_Exercise aim_
Print all the records below exactly as they stand, but leave out the pictures.

_Entries supplied_
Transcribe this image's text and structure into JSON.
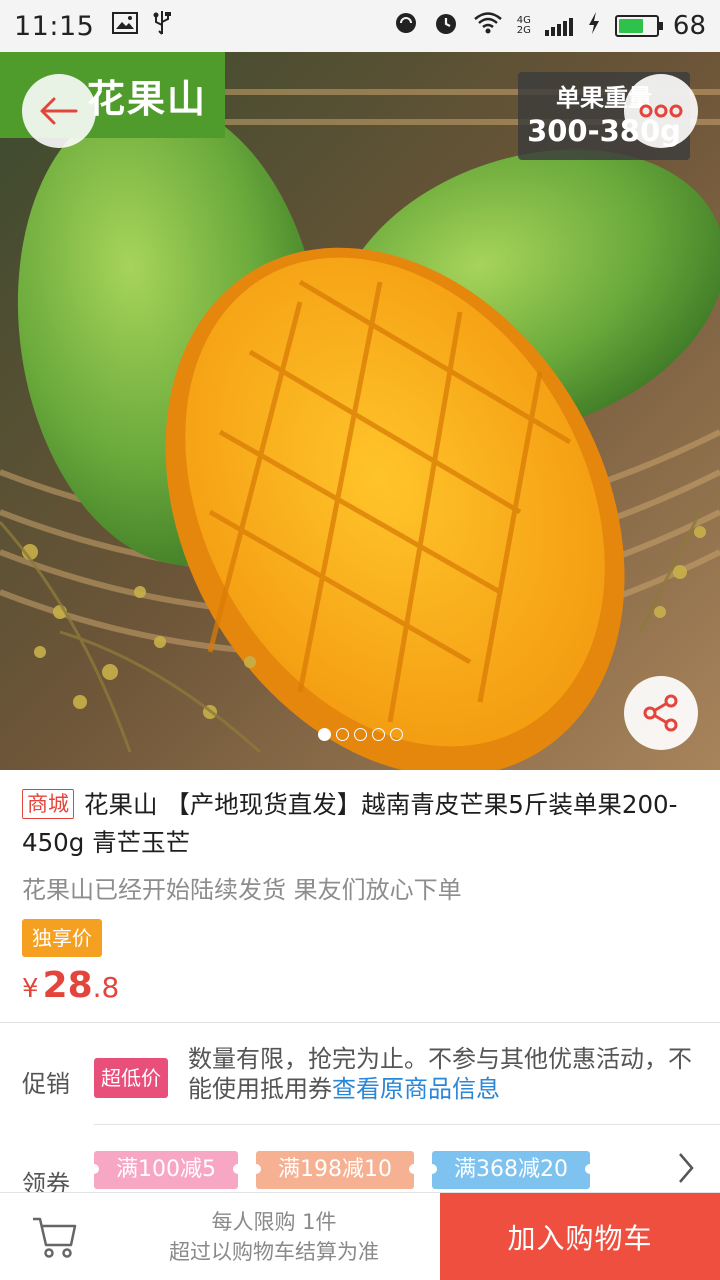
{
  "status_bar": {
    "time": "11:15",
    "battery": "68",
    "battery_level": 0.68,
    "net_top": "4G",
    "net_bottom": "2G",
    "icons": [
      "image-icon",
      "usb-icon",
      "sync-icon",
      "alarm-icon",
      "wifi-icon",
      "signal-icon",
      "charging-icon",
      "battery-icon"
    ]
  },
  "hero": {
    "brand": "花果山",
    "weight_line1": "单果重量",
    "weight_line2": "300-380g",
    "carousel_count": 5,
    "carousel_active": 1
  },
  "product": {
    "badge": "商城",
    "title": "花果山 【产地现货直发】越南青皮芒果5斤装单果200-450g 青芒玉芒",
    "subtitle": "花果山已经开始陆续发货 果友们放心下单",
    "exclusive_label": "独享价",
    "currency": "¥",
    "price_int": "28",
    "price_dec": ".8"
  },
  "promo": {
    "label": "促销",
    "tag": "超低价",
    "text": "数量有限，抢完为止。不参与其他优惠活动，不能使用抵用券",
    "link": "查看原商品信息"
  },
  "coupons": {
    "label": "领券",
    "items": [
      "满100减5",
      "满198减10",
      "满368减20"
    ]
  },
  "bottom_bar": {
    "limit_line1": "每人限购 1件",
    "limit_line2": "超过以购物车结算为准",
    "add_to_cart": "加入购物车"
  },
  "colors": {
    "brand_green": "#4f9b2c",
    "accent_red": "#e3453c",
    "exclusive_orange": "#f5a020",
    "low_price_pink": "#e94f7b",
    "link_blue": "#2a86d6"
  }
}
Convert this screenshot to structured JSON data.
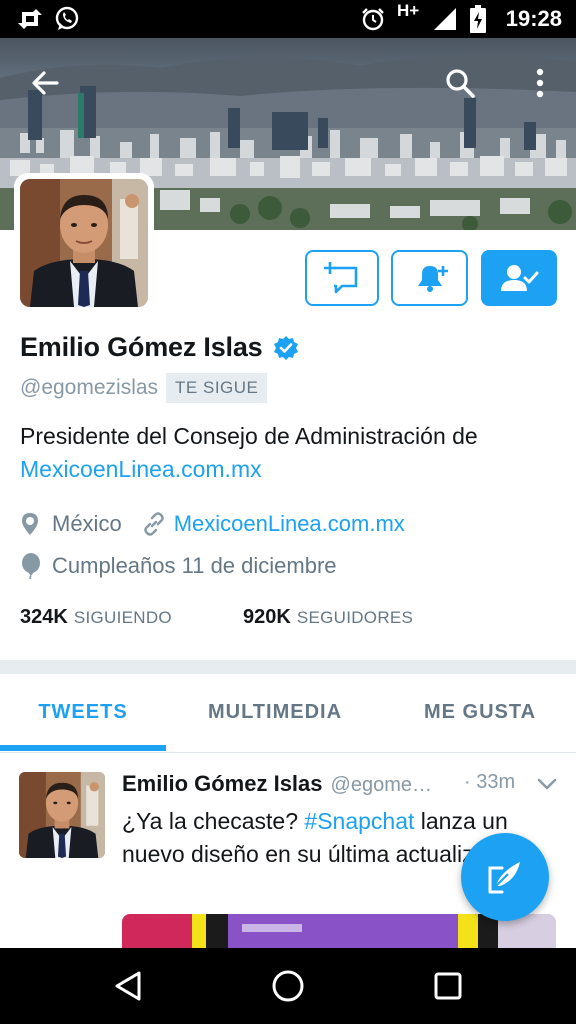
{
  "status_bar": {
    "time": "19:28",
    "network": "H+",
    "icons": [
      "retweet-icon",
      "whatsapp-icon",
      "alarm-icon",
      "signal-icon",
      "battery-charging-icon"
    ]
  },
  "header": {
    "back_icon": "arrow-left-icon",
    "search_icon": "search-icon",
    "more_icon": "more-vertical-icon"
  },
  "actions": {
    "message_icon": "direct-message-icon",
    "notify_icon": "bell-plus-icon",
    "following_icon": "user-check-icon"
  },
  "profile": {
    "name": "Emilio Gómez Islas",
    "handle": "@egomezislas",
    "follows_you": "TE SIGUE",
    "bio_text": "Presidente del Consejo de Administración de",
    "bio_link": "MexicoenLinea.com.mx",
    "location": "México",
    "website": "MexicoenLinea.com.mx",
    "birthday": "Cumpleaños 11 de diciembre",
    "following_count": "324K",
    "following_label": "SIGUIENDO",
    "followers_count": "920K",
    "followers_label": "SEGUIDORES"
  },
  "tabs": [
    {
      "label": "TWEETS",
      "active": true
    },
    {
      "label": "MULTIMEDIA",
      "active": false
    },
    {
      "label": "ME GUSTA",
      "active": false
    }
  ],
  "tweet": {
    "name": "Emilio Gómez Islas",
    "handle": "@egome…",
    "time": "· 33m",
    "text_before": "¿Ya la checaste? ",
    "hashtag": "#Snapchat",
    "text_after": " lanza un nuevo diseño en su última actualización"
  },
  "fab": {
    "icon": "compose-tweet-icon"
  },
  "nav_bar": {
    "icons": [
      "back-triangle-icon",
      "home-circle-icon",
      "recents-square-icon"
    ]
  },
  "colors": {
    "accent": "#1da1f2",
    "text": "#14171a",
    "muted": "#657786",
    "divider": "#e6ecf0"
  }
}
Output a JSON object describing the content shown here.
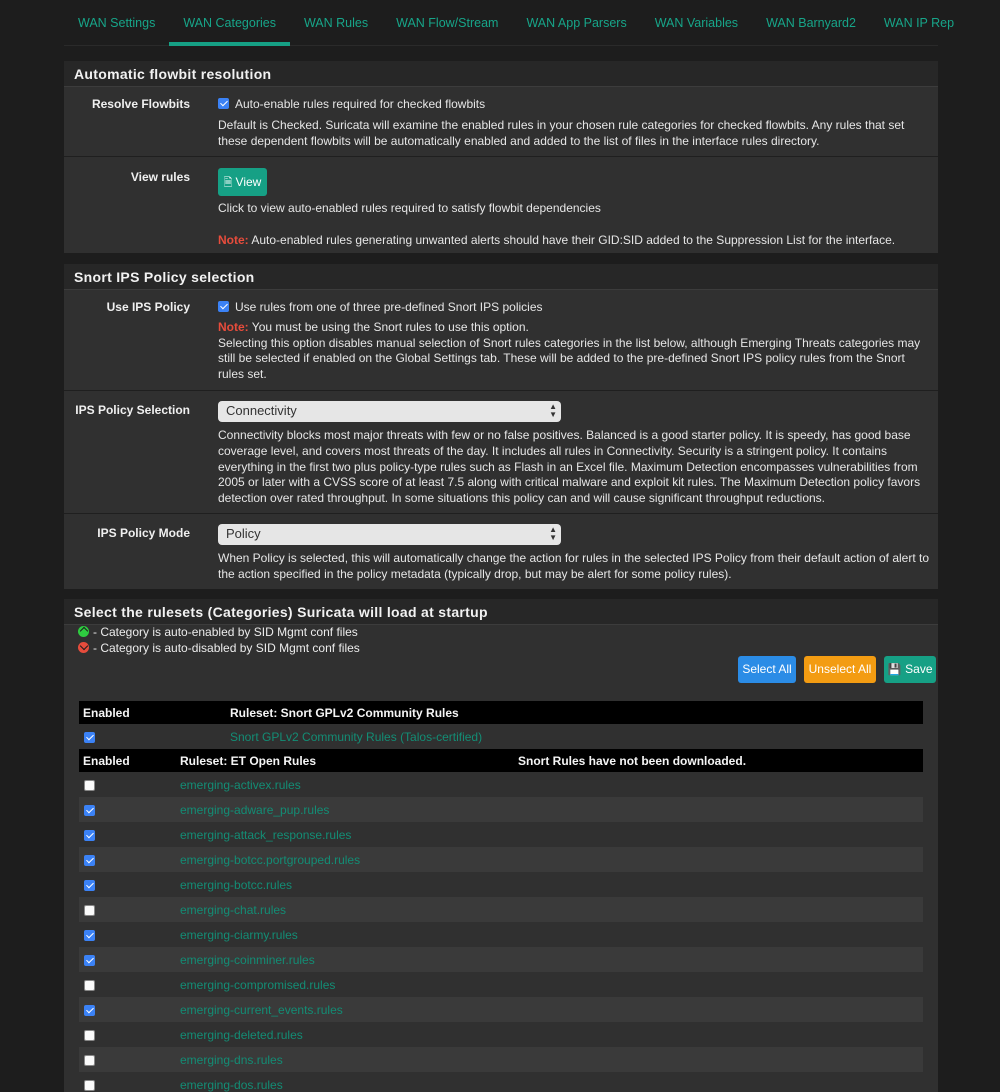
{
  "tabs": [
    {
      "label": "WAN Settings",
      "active": false
    },
    {
      "label": "WAN Categories",
      "active": true
    },
    {
      "label": "WAN Rules",
      "active": false
    },
    {
      "label": "WAN Flow/Stream",
      "active": false
    },
    {
      "label": "WAN App Parsers",
      "active": false
    },
    {
      "label": "WAN Variables",
      "active": false
    },
    {
      "label": "WAN Barnyard2",
      "active": false
    },
    {
      "label": "WAN IP Rep",
      "active": false
    }
  ],
  "flowbit": {
    "heading": "Automatic flowbit resolution",
    "resolve_label": "Resolve Flowbits",
    "resolve_checkbox_label": "Auto-enable rules required for checked flowbits",
    "resolve_help": "Default is Checked. Suricata will examine the enabled rules in your chosen rule categories for checked flowbits. Any rules that set these dependent flowbits will be automatically enabled and added to the list of files in the interface rules directory.",
    "view_label": "View rules",
    "view_button": "View",
    "view_help": "Click to view auto-enabled rules required to satisfy flowbit dependencies",
    "note_prefix": "Note:",
    "note_text": "Auto-enabled rules generating unwanted alerts should have their GID:SID added to the Suppression List for the interface."
  },
  "ips": {
    "heading": "Snort IPS Policy selection",
    "use_label": "Use IPS Policy",
    "use_checkbox_label": "Use rules from one of three pre-defined Snort IPS policies",
    "note_prefix": "Note:",
    "note_text": "You must be using the Snort rules to use this option.",
    "use_help": "Selecting this option disables manual selection of Snort rules categories in the list below, although Emerging Threats categories may still be selected if enabled on the Global Settings tab. These will be added to the pre-defined Snort IPS policy rules from the Snort rules set.",
    "selection_label": "IPS Policy Selection",
    "selection_value": "Connectivity",
    "selection_help": "Connectivity blocks most major threats with few or no false positives. Balanced is a good starter policy. It is speedy, has good base coverage level, and covers most threats of the day. It includes all rules in Connectivity. Security is a stringent policy. It contains everything in the first two plus policy-type rules such as Flash in an Excel file. Maximum Detection encompasses vulnerabilities from 2005 or later with a CVSS score of at least 7.5 along with critical malware and exploit kit rules. The Maximum Detection policy favors detection over rated throughput. In some situations this policy can and will cause significant throughput reductions.",
    "mode_label": "IPS Policy Mode",
    "mode_value": "Policy",
    "mode_help": "When Policy is selected, this will automatically change the action for rules in the selected IPS Policy from their default action of alert to the action specified in the policy metadata (typically drop, but may be alert for some policy rules)."
  },
  "rulesets": {
    "heading": "Select the rulesets (Categories) Suricata will load at startup",
    "legend_enabled": "- Category is auto-enabled by SID Mgmt conf files",
    "legend_disabled": "- Category is auto-disabled by SID Mgmt conf files",
    "select_all": "Select All",
    "unselect_all": "Unselect All",
    "save": "Save",
    "snort_header": {
      "enabled": "Enabled",
      "ruleset": "Ruleset: Snort GPLv2 Community Rules"
    },
    "snort_rule": {
      "name": "Snort GPLv2 Community Rules (Talos-certified)",
      "checked": true
    },
    "et_header": {
      "enabled": "Enabled",
      "ruleset": "Ruleset: ET Open Rules",
      "snort_status": "Snort Rules have not been downloaded."
    },
    "et_rules": [
      {
        "name": "emerging-activex.rules",
        "checked": false
      },
      {
        "name": "emerging-adware_pup.rules",
        "checked": true
      },
      {
        "name": "emerging-attack_response.rules",
        "checked": true
      },
      {
        "name": "emerging-botcc.portgrouped.rules",
        "checked": true
      },
      {
        "name": "emerging-botcc.rules",
        "checked": true
      },
      {
        "name": "emerging-chat.rules",
        "checked": false
      },
      {
        "name": "emerging-ciarmy.rules",
        "checked": true
      },
      {
        "name": "emerging-coinminer.rules",
        "checked": true
      },
      {
        "name": "emerging-compromised.rules",
        "checked": false
      },
      {
        "name": "emerging-current_events.rules",
        "checked": true
      },
      {
        "name": "emerging-deleted.rules",
        "checked": false
      },
      {
        "name": "emerging-dns.rules",
        "checked": false
      },
      {
        "name": "emerging-dos.rules",
        "checked": false
      }
    ]
  },
  "colors": {
    "accent": "#16a085",
    "select_all": "#2b8ce6",
    "unselect_all": "#f39c12",
    "note": "#e74c3c"
  }
}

_Finished exercise_
Transcribe this image's text and structure into JSON.
{
  "status_bar": {
    "time": "11:15",
    "battery": "68",
    "battery_level": 0.68,
    "net_top": "4G",
    "net_bottom": "2G",
    "icons": [
      "image-icon",
      "usb-icon",
      "sync-icon",
      "alarm-icon",
      "wifi-icon",
      "signal-icon",
      "charging-icon",
      "battery-icon"
    ]
  },
  "hero": {
    "brand": "花果山",
    "weight_line1": "单果重量",
    "weight_line2": "300-380g",
    "carousel_count": 5,
    "carousel_active": 1
  },
  "product": {
    "badge": "商城",
    "title": "花果山 【产地现货直发】越南青皮芒果5斤装单果200-450g 青芒玉芒",
    "subtitle": "花果山已经开始陆续发货 果友们放心下单",
    "exclusive_label": "独享价",
    "currency": "¥",
    "price_int": "28",
    "price_dec": ".8"
  },
  "promo": {
    "label": "促销",
    "tag": "超低价",
    "text": "数量有限，抢完为止。不参与其他优惠活动，不能使用抵用券",
    "link": "查看原商品信息"
  },
  "coupons": {
    "label": "领券",
    "items": [
      "满100减5",
      "满198减10",
      "满368减20"
    ]
  },
  "bottom_bar": {
    "limit_line1": "每人限购 1件",
    "limit_line2": "超过以购物车结算为准",
    "add_to_cart": "加入购物车"
  },
  "colors": {
    "brand_green": "#4f9b2c",
    "accent_red": "#e3453c",
    "exclusive_orange": "#f5a020",
    "low_price_pink": "#e94f7b",
    "link_blue": "#2a86d6"
  }
}
Convert this screenshot to structured JSON data.
{
  "status_bar": {
    "time": "19:28",
    "network": "H+",
    "icons": [
      "retweet-icon",
      "whatsapp-icon",
      "alarm-icon",
      "signal-icon",
      "battery-charging-icon"
    ]
  },
  "header": {
    "back_icon": "arrow-left-icon",
    "search_icon": "search-icon",
    "more_icon": "more-vertical-icon"
  },
  "actions": {
    "message_icon": "direct-message-icon",
    "notify_icon": "bell-plus-icon",
    "following_icon": "user-check-icon"
  },
  "profile": {
    "name": "Emilio Gómez Islas",
    "handle": "@egomezislas",
    "follows_you": "TE SIGUE",
    "bio_text": "Presidente del Consejo de Administración de",
    "bio_link": "MexicoenLinea.com.mx",
    "location": "México",
    "website": "MexicoenLinea.com.mx",
    "birthday": "Cumpleaños 11 de diciembre",
    "following_count": "324K",
    "following_label": "SIGUIENDO",
    "followers_count": "920K",
    "followers_label": "SEGUIDORES"
  },
  "tabs": [
    {
      "label": "TWEETS",
      "active": true
    },
    {
      "label": "MULTIMEDIA",
      "active": false
    },
    {
      "label": "ME GUSTA",
      "active": false
    }
  ],
  "tweet": {
    "name": "Emilio Gómez Islas",
    "handle": "@egome…",
    "time": "· 33m",
    "text_before": "¿Ya la checaste? ",
    "hashtag": "#Snapchat",
    "text_after": " lanza un nuevo diseño en su última actualización"
  },
  "fab": {
    "icon": "compose-tweet-icon"
  },
  "nav_bar": {
    "icons": [
      "back-triangle-icon",
      "home-circle-icon",
      "recents-square-icon"
    ]
  },
  "colors": {
    "accent": "#1da1f2",
    "text": "#14171a",
    "muted": "#657786",
    "divider": "#e6ecf0"
  }
}
Output a JSON object describing the content shown here.
{
  "tabs": [
    {
      "label": "WAN Settings",
      "active": false
    },
    {
      "label": "WAN Categories",
      "active": true
    },
    {
      "label": "WAN Rules",
      "active": false
    },
    {
      "label": "WAN Flow/Stream",
      "active": false
    },
    {
      "label": "WAN App Parsers",
      "active": false
    },
    {
      "label": "WAN Variables",
      "active": false
    },
    {
      "label": "WAN Barnyard2",
      "active": false
    },
    {
      "label": "WAN IP Rep",
      "active": false
    }
  ],
  "flowbit": {
    "heading": "Automatic flowbit resolution",
    "resolve_label": "Resolve Flowbits",
    "resolve_checkbox_label": "Auto-enable rules required for checked flowbits",
    "resolve_help": "Default is Checked. Suricata will examine the enabled rules in your chosen rule categories for checked flowbits. Any rules that set these dependent flowbits will be automatically enabled and added to the list of files in the interface rules directory.",
    "view_label": "View rules",
    "view_button": "View",
    "view_help": "Click to view auto-enabled rules required to satisfy flowbit dependencies",
    "note_prefix": "Note:",
    "note_text": "Auto-enabled rules generating unwanted alerts should have their GID:SID added to the Suppression List for the interface."
  },
  "ips": {
    "heading": "Snort IPS Policy selection",
    "use_label": "Use IPS Policy",
    "use_checkbox_label": "Use rules from one of three pre-defined Snort IPS policies",
    "note_prefix": "Note:",
    "note_text": "You must be using the Snort rules to use this option.",
    "use_help": "Selecting this option disables manual selection of Snort rules categories in the list below, although Emerging Threats categories may still be selected if enabled on the Global Settings tab. These will be added to the pre-defined Snort IPS policy rules from the Snort rules set.",
    "selection_label": "IPS Policy Selection",
    "selection_value": "Connectivity",
    "selection_help": "Connectivity blocks most major threats with few or no false positives. Balanced is a good starter policy. It is speedy, has good base coverage level, and covers most threats of the day. It includes all rules in Connectivity. Security is a stringent policy. It contains everything in the first two plus policy-type rules such as Flash in an Excel file. Maximum Detection encompasses vulnerabilities from 2005 or later with a CVSS score of at least 7.5 along with critical malware and exploit kit rules. The Maximum Detection policy favors detection over rated throughput. In some situations this policy can and will cause significant throughput reductions.",
    "mode_label": "IPS Policy Mode",
    "mode_value": "Policy",
    "mode_help": "When Policy is selected, this will automatically change the action for rules in the selected IPS Policy from their default action of alert to the action specified in the policy metadata (typically drop, but may be alert for some policy rules)."
  },
  "rulesets": {
    "heading": "Select the rulesets (Categories) Suricata will load at startup",
    "legend_enabled": "- Category is auto-enabled by SID Mgmt conf files",
    "legend_disabled": "- Category is auto-disabled by SID Mgmt conf files",
    "select_all": "Select All",
    "unselect_all": "Unselect All",
    "save": "Save",
    "snort_header": {
      "enabled": "Enabled",
      "ruleset": "Ruleset: Snort GPLv2 Community Rules"
    },
    "snort_rule": {
      "name": "Snort GPLv2 Community Rules (Talos-certified)",
      "checked": true
    },
    "et_header": {
      "enabled": "Enabled",
      "ruleset": "Ruleset: ET Open Rules",
      "snort_status": "Snort Rules have not been downloaded."
    },
    "et_rules": [
      {
        "name": "emerging-activex.rules",
        "checked": false
      },
      {
        "name": "emerging-adware_pup.rules",
        "checked": true
      },
      {
        "name": "emerging-attack_response.rules",
        "checked": true
      },
      {
        "name": "emerging-botcc.portgrouped.rules",
        "checked": true
      },
      {
        "name": "emerging-botcc.rules",
        "checked": true
      },
      {
        "name": "emerging-chat.rules",
        "checked": false
      },
      {
        "name": "emerging-ciarmy.rules",
        "checked": true
      },
      {
        "name": "emerging-coinminer.rules",
        "checked": true
      },
      {
        "name": "emerging-compromised.rules",
        "checked": false
      },
      {
        "name": "emerging-current_events.rules",
        "checked": true
      },
      {
        "name": "emerging-deleted.rules",
        "checked": false
      },
      {
        "name": "emerging-dns.rules",
        "checked": false
      },
      {
        "name": "emerging-dos.rules",
        "checked": false
      }
    ]
  },
  "colors": {
    "accent": "#16a085",
    "select_all": "#2b8ce6",
    "unselect_all": "#f39c12",
    "note": "#e74c3c"
  }
}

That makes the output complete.